"Also, you are wrong once again. The majority of White Nova Scotians still do and always will idolize Cornwallis for doing what was in the best interest of Whites. I've even had a screen printing shop make up 100 T-shirts in support of him. How do you like them apples?"
Is the author pro-white or white supremacist? I would state unequivocally that he/she is a white supremacist. Then again, he/she could be pro-white. I can't define the difference; the line is invisible.
The groundless fear among many whites of a non-existent non-white desire to dispossess whites of everything, which feeds pro-white and white supremacist mania, will make the transition to a more equitable world, where wealth will be distributed evenly among all people, very difficult. Those who traditionally have held it all, without regard to the unfairness of the situation, will not be inclined to meet the challenge with a generous heart and share without being forced to do so. The following two examples bear witness to this.
The Atlantic fishery: Instead of seeing the inequities of the situation, where the Atlantic First Nations people were almost completely excluded from the fishery, and doing something to end the exclusion, the federal and provincial governments, and fishers' organizations, went to court and opposed sharing every inch of the way. First Nations are now included because the Supreme Court of Canada ordered it.
Zimbabwe farmlands: When Great Britain went into Africa and appropriated Zimbabwean lands without paying compensation, it set the stage for the dispossession crisis that the country's white farmers now face. However, with a little generosity and a sense of fairness on the part of white farmers, the crisis could have been prevented. If they had, when the country became independent from Great Britain several decades ago, accepted the unfairness of a situation where a small minority owned more than 70 per cent of the country's farmland, because of unfair acquisition, engaged the government in a scheme that would have eventually redressed the situation, there would be no crisis today.

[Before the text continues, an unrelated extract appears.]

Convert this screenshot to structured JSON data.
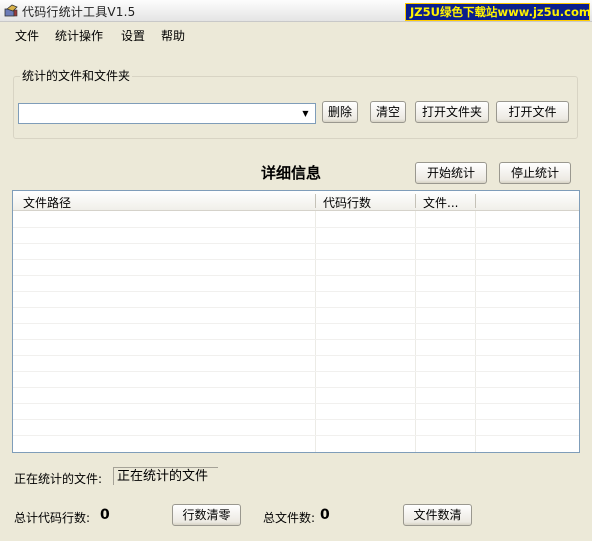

But because they didn't opt to share, they are now losing it all to the Zimbabwean government's heavy-handed expropriation scheme. I don't approve of the method being used by Robert Mugabe, the country's president, to accomplish land reform; I think a better way could have been found. But it provides an excellent example of what happens when sharing isn't done voluntarily.
White extremism is not the answer. Sharing is. By using it, conflicts can be avoided and an equitable world society built.
Daniel N. Paul